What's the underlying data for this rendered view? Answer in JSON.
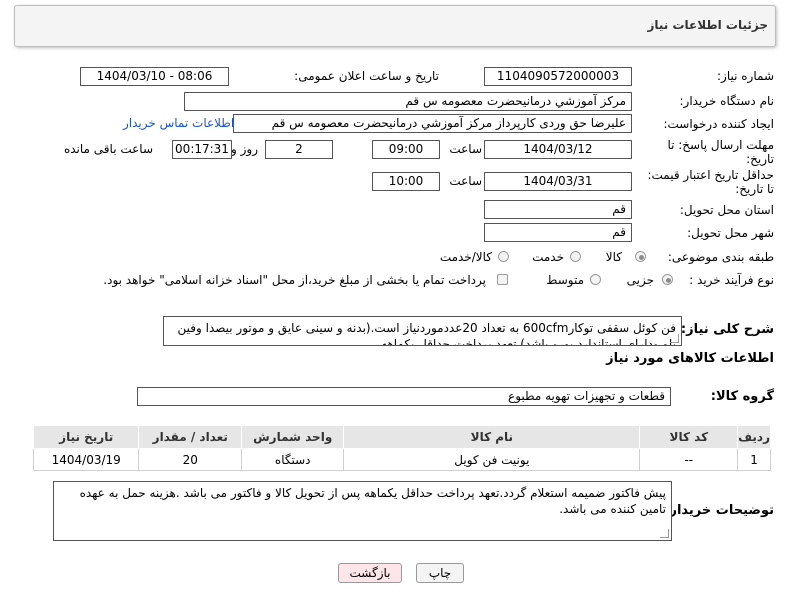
{
  "header": {
    "title": "جزئیات اطلاعات نیاز"
  },
  "form": {
    "need_number_label": "شماره نیاز:",
    "need_number": "1104090572000003",
    "announce_label": "تاریخ و ساعت اعلان عمومی:",
    "announce_value": "1404/03/10 - 08:06",
    "buyer_label": "نام دستگاه خریدار:",
    "buyer_value": "مرکز آموزشي درمانيحضرت معصومه س  قم",
    "creator_label": "ایجاد کننده درخواست:",
    "creator_value": "عليرضا حق وردی کارپرداز مرکز آموزشي درمانيحضرت معصومه س  قم",
    "contact_link": "اطلاعات تماس خریدار",
    "deadline_label_1": "مهلت ارسال پاسخ: تا",
    "deadline_label_2": "تاریخ:",
    "deadline_date": "1404/03/12",
    "time_word": "ساعت",
    "deadline_time": "09:00",
    "days_value": "2",
    "day_word": "روز و",
    "remaining_time": "00:17:31",
    "remaining_label": "ساعت باقی مانده",
    "validity_label_1": "حداقل تاریخ اعتبار قیمت:",
    "validity_label_2": "تا تاریخ:",
    "validity_date": "1404/03/31",
    "validity_time": "10:00",
    "province_label": "استان محل تحویل:",
    "province_value": "قم",
    "city_label": "شهر محل تحویل:",
    "city_value": "قم",
    "category_label": "طبقه بندی موضوعی:",
    "category_options": [
      "کالا",
      "خدمت",
      "کالا/خدمت"
    ],
    "purchase_label": "نوع فرآیند خرید :",
    "purchase_options": [
      "جزیی",
      "متوسط"
    ],
    "payment_note": "پرداخت تمام یا بخشی از مبلغ خرید،از محل \"اسناد خزانه اسلامی\" خواهد بود."
  },
  "description": {
    "label": "شرح کلی نیاز:",
    "text": "فن کوئل سقفی توکار600cfm به تعداد 20عددموردنیاز است.(بدنه و سینی عایق و موتور بیصدا وفین بلو ودارای استاندارد یورو باشد).تعهد پرداخت حداقل یکماهه"
  },
  "goods": {
    "section_title": "اطلاعات کالاهای مورد نیاز",
    "group_label": "گروه کالا:",
    "group_value": "قطعات و تجهیزات تهویه مطبوع",
    "columns": [
      "ردیف",
      "کد کالا",
      "نام کالا",
      "واحد شمارش",
      "تعداد / مقدار",
      "تاریخ نیاز"
    ],
    "rows": [
      {
        "row": "1",
        "code": "--",
        "name": "یونیت فن کویل",
        "unit": "دستگاه",
        "qty": "20",
        "date": "1404/03/19"
      }
    ]
  },
  "notes": {
    "label": "توضیحات خریدار:",
    "text": "پیش فاکتور ضمیمه استعلام گردد.تعهد پرداخت حداقل یکماهه پس از تحویل کالا و فاکتور می باشد .هزینه حمل به عهده تامین کننده می باشد."
  },
  "buttons": {
    "print": "چاپ",
    "back": "بازگشت"
  },
  "colors": {
    "panel_bg": "#f4f4f4",
    "table_header": "#e6e6e6",
    "back_button": "#fde6ea",
    "link": "#1a56c8"
  }
}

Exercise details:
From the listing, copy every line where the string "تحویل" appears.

Worked solution:
    "province_label": "استان محل تحویل:",
    "city_label": "شهر محل تحویل:",
    "text": "پیش فاکتور ضمیمه استعلام گردد.تعهد پرداخت حداقل یکماهه پس از تحویل کالا و فاکتور می باشد .هزینه حمل به عهده تامین کننده می باشد."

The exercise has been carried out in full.